Texas Man No Longer Faces Life in Prison for Pot Brownies
Prosecutors have dropped first-degree felony charges against Jacob Lavoro, the Round Rock teenager who faced life in prison for running a small-time edibles operation.
Lavoro's case made national headlines in May after Round Rock police caught the 19-year-old with about a pound and a half of marijuana edibles, a container of THC, $1,600 in cash and an apparent client list.
Police had claimed Lavoro was running a low-level edibles operation, charging him with felony possession with intent to deliver, which carries a prison term between five and 99 years, a.k.a. life, in prison.
Unfortunately for Lavoro, in Texas, charges related to edibles are not decided by the amount of actual marijuana or hash oil baked into the goods, but rather the weight of the total item -- in this case, one and a half pounds -- which meant it was perfectly legal for authorities to charge him with a first-degree felony for what was actually a very small amount of cannabis.
University of Houston Cougars Football vs. UConn Huskies College Football
TicketsThu., Sep. 29, 11:00am
Battle of the Piney Woods: SFA vs. SHSU
TicketsSat., Oct. 1, 3:00pm
University of Houston Cougars Football vs. Tulsa Golden Hurricane Football
TicketsSat., Oct. 15, 11:00am
Rice University Owls Football vs. UTSA Roadrunners Football
TicketsSat., Oct. 15, 6:00pm
Texas also treats offenses involving cannabis concentrates, regardless of THC content, much more severely than offenses involving the actual marijuana plant, which is part of the reason that the weight of the edibles, rather than the actual hash oil content, is what the charges were based on.
So for one and a half pounds of pot brownies, Lavoro faced a first-degree felony and possible life in prison.
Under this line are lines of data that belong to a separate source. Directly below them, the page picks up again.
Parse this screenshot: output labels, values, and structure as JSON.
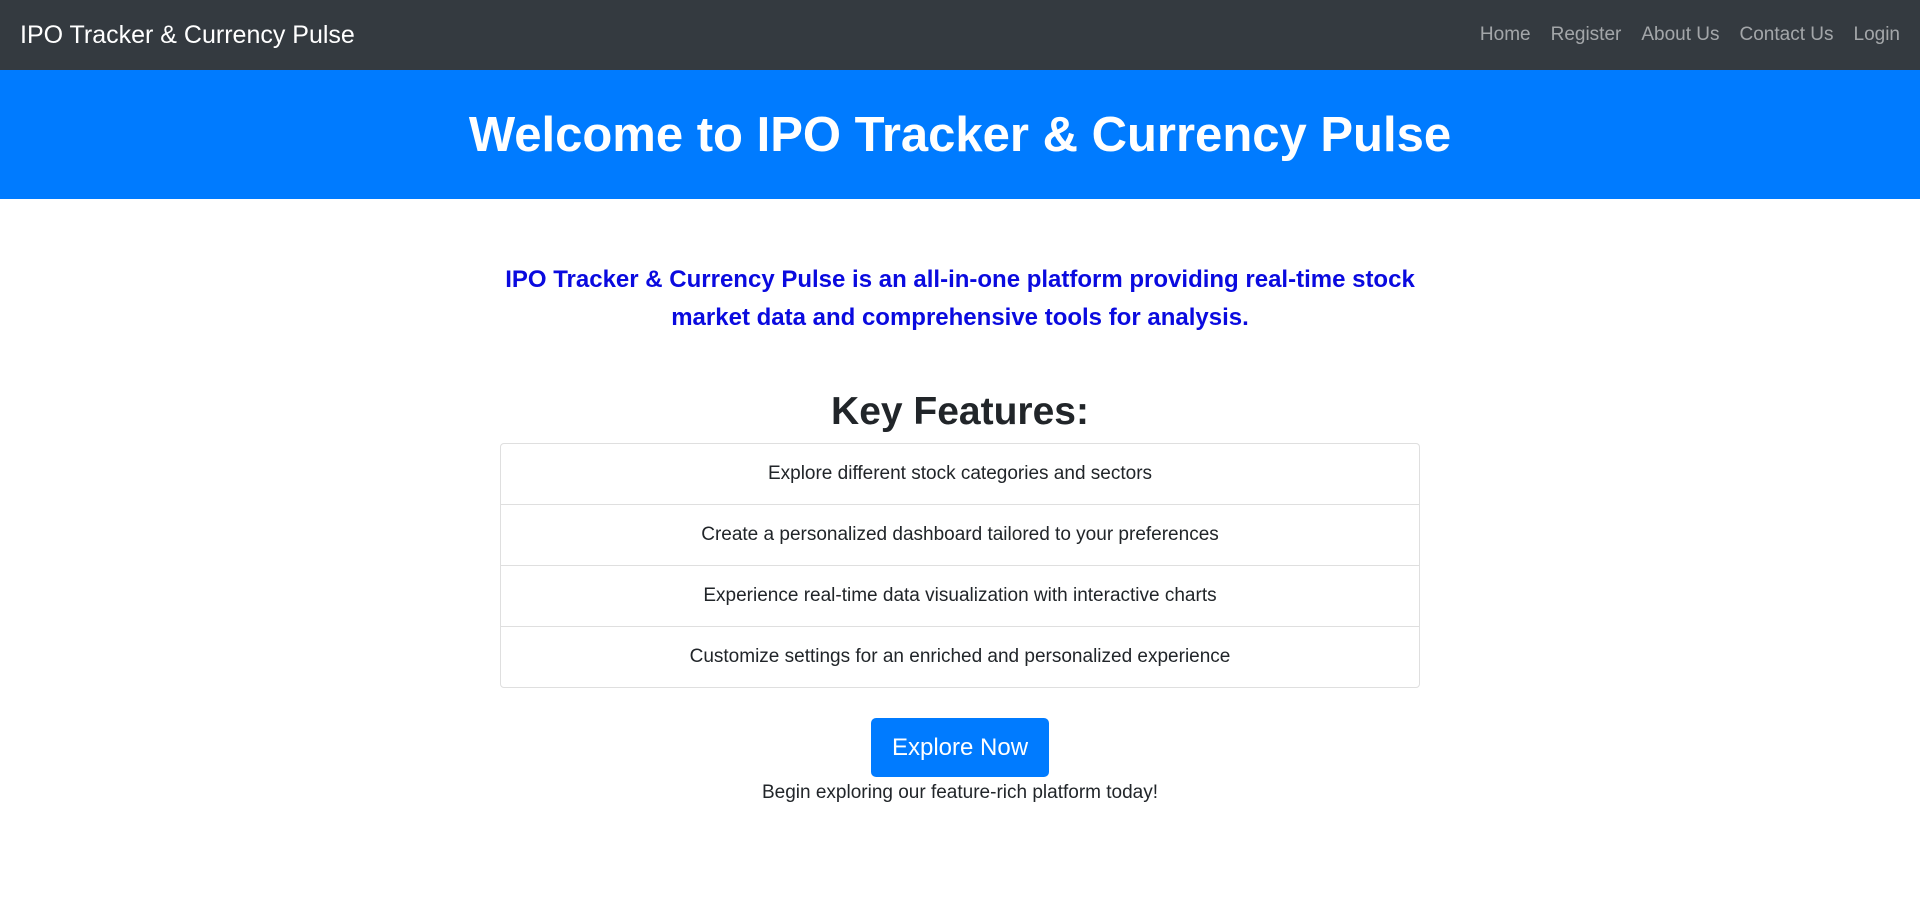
{
  "navbar": {
    "brand": "IPO Tracker & Currency Pulse",
    "links": [
      "Home",
      "Register",
      "About Us",
      "Contact Us",
      "Login"
    ]
  },
  "hero": {
    "title": "Welcome to IPO Tracker & Currency Pulse"
  },
  "main": {
    "intro": "IPO Tracker & Currency Pulse is an all-in-one platform providing real-time stock market data and comprehensive tools for analysis.",
    "features_title": "Key Features:",
    "features": [
      "Explore different stock categories and sectors",
      "Create a personalized dashboard tailored to your preferences",
      "Experience real-time data visualization with interactive charts",
      "Customize settings for an enriched and personalized experience"
    ],
    "cta_button": "Explore Now",
    "cta_subtext": "Begin exploring our feature-rich platform today!"
  },
  "colors": {
    "navbar_bg": "#343a40",
    "hero_bg": "#007bff",
    "intro_text": "#0a0adf",
    "button_bg": "#007bff"
  }
}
Pro-marijuana groups like NORML and the Marijuana Policy Project called for the "shocking" and "excessive" charges to be dropped, and protests at both the Round Rock courthouse and at the statehouse in Austin were being staged regularly. But Williamson County prosecutors on the case refused to budge -- until this week.
Lavoro still faces two lesser felony charges -- a second-degree felony for possession of hash oil and a state jail felony for marijuana possession. If convicted, Lavoro could get anywhere from probation to 20 years in prison.
Get the This Week's Top Stories Newsletter
Every week we collect the latest news, music and arts stories — along with film and food reviews and the best things to do this week — so that you'll never miss Houston Press' biggest stories.